→ Work to be completed: In the data that follows, count the lines in which the word "Xclusiv" occurs, and report that figure alone.

Interface dataset entries
◆ ◆ ◆

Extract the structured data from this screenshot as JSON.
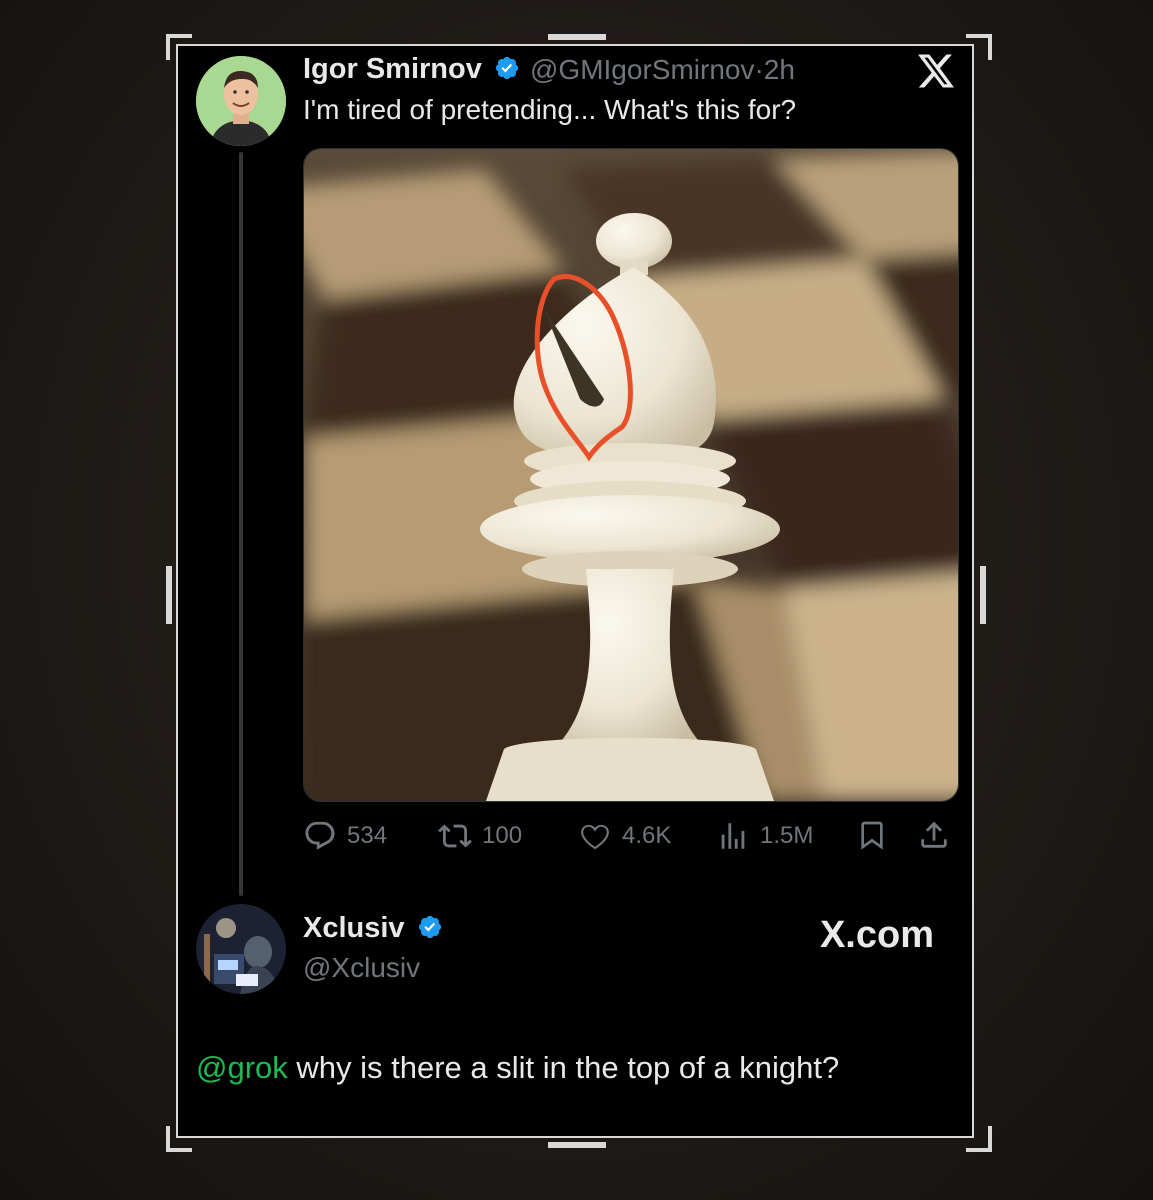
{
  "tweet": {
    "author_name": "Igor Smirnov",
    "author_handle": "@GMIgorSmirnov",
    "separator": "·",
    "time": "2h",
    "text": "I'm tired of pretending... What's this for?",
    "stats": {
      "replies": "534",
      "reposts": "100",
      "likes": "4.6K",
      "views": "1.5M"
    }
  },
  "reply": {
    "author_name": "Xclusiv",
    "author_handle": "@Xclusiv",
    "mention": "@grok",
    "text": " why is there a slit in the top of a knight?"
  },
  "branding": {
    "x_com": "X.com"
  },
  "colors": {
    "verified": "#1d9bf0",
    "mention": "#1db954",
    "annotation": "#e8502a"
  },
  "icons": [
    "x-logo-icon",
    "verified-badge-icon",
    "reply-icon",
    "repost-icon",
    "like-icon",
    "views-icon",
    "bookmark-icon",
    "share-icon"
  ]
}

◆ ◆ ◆

→ Exercise answer: 2